◆ RECORDS TO USE
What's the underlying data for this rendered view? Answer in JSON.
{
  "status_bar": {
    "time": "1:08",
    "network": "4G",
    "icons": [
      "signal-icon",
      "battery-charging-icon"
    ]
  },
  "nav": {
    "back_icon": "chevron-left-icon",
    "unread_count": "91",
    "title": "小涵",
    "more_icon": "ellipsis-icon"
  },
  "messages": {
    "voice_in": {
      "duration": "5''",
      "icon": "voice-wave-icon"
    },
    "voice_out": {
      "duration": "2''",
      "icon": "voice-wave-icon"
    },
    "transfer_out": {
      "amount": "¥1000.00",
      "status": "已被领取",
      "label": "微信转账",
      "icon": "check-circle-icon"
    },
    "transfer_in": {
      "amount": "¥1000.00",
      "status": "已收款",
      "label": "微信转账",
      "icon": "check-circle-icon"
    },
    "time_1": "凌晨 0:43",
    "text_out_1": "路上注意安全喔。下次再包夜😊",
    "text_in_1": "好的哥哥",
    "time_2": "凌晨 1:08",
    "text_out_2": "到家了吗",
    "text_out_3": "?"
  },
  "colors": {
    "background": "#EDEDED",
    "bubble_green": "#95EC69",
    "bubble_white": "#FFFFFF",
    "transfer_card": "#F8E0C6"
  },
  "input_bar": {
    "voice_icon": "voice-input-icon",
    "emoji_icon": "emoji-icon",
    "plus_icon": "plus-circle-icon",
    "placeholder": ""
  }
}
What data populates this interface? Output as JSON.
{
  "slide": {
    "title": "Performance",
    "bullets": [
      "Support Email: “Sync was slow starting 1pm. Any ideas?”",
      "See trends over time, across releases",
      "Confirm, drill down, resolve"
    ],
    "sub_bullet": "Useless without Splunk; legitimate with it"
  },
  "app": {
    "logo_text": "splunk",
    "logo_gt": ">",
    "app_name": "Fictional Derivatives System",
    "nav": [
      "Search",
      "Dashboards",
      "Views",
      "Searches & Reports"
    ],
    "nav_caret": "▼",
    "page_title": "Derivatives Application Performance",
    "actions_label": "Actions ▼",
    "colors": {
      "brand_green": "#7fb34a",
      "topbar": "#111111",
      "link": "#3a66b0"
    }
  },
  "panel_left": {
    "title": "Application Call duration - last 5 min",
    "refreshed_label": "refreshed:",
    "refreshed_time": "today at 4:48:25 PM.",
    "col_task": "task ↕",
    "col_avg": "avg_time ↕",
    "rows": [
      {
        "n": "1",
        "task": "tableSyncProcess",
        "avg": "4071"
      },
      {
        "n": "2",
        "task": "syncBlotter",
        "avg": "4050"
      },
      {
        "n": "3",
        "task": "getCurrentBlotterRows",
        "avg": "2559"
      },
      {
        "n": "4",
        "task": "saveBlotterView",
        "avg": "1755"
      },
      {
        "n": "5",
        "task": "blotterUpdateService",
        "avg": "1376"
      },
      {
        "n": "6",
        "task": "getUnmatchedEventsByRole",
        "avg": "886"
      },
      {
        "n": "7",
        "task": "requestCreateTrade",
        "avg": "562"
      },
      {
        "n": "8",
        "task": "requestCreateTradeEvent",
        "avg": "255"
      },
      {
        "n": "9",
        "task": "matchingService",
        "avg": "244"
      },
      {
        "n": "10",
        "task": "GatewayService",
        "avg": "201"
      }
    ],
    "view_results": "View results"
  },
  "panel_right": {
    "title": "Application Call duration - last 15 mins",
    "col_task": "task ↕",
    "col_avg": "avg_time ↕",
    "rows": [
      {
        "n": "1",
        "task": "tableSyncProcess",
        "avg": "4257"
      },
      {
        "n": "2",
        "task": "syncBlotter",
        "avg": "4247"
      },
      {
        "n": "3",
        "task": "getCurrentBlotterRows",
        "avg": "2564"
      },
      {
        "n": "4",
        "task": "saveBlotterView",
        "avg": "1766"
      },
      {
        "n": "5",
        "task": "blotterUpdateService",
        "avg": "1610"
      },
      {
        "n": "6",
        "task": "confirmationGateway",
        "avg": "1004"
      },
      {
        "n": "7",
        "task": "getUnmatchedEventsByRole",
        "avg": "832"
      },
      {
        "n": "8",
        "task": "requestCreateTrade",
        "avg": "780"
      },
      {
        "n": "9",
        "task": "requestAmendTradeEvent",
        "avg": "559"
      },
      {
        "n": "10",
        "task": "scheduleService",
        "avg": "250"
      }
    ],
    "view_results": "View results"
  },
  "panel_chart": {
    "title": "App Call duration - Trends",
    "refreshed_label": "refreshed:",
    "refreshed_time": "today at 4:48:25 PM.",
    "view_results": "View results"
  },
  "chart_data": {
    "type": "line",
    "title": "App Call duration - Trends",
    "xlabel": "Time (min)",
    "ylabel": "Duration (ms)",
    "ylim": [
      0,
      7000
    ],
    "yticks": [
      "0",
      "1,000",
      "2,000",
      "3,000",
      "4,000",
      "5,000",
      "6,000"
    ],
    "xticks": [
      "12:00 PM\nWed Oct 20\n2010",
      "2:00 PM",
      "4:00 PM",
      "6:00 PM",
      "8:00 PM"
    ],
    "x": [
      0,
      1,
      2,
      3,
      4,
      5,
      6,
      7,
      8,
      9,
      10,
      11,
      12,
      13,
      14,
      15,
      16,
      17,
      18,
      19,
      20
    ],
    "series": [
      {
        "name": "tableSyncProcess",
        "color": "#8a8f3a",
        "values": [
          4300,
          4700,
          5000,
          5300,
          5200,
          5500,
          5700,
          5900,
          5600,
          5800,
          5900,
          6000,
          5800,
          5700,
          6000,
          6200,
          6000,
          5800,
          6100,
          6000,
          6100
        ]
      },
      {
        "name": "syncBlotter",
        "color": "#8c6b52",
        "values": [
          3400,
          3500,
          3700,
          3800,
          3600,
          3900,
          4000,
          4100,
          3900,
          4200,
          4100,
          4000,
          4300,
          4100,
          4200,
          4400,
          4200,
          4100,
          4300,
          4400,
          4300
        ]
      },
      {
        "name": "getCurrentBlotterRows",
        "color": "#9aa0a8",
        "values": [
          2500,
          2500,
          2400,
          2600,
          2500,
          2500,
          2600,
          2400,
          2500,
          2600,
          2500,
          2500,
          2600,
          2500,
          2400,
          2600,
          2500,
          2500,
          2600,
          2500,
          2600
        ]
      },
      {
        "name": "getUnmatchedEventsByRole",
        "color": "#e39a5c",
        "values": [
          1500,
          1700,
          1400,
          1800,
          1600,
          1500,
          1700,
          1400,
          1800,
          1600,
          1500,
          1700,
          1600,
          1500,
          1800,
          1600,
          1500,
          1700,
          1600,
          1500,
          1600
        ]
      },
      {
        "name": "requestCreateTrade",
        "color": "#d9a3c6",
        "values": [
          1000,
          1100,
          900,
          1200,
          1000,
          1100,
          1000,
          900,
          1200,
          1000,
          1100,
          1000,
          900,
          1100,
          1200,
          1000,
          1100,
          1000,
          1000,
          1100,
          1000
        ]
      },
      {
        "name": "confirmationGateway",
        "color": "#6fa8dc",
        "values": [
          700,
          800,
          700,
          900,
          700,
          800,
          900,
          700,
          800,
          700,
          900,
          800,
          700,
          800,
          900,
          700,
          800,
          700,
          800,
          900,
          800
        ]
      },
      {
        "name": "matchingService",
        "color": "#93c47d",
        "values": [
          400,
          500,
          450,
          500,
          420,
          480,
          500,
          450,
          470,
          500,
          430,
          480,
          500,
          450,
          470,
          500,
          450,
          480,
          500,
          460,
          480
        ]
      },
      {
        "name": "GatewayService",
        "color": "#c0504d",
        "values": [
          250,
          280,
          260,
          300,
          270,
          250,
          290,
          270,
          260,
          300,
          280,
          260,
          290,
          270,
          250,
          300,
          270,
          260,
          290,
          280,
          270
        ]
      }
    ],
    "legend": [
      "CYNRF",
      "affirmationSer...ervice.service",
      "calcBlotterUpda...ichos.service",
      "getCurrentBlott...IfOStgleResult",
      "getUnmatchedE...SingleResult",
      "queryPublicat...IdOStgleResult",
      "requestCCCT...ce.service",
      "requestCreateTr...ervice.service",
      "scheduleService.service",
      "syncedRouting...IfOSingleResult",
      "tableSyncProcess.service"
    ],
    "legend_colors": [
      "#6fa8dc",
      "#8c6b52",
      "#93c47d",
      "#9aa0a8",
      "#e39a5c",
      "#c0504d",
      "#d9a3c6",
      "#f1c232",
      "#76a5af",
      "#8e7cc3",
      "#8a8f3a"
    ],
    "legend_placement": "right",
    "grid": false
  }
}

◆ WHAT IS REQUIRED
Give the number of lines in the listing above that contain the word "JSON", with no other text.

◆ EXERCISE RESULT
2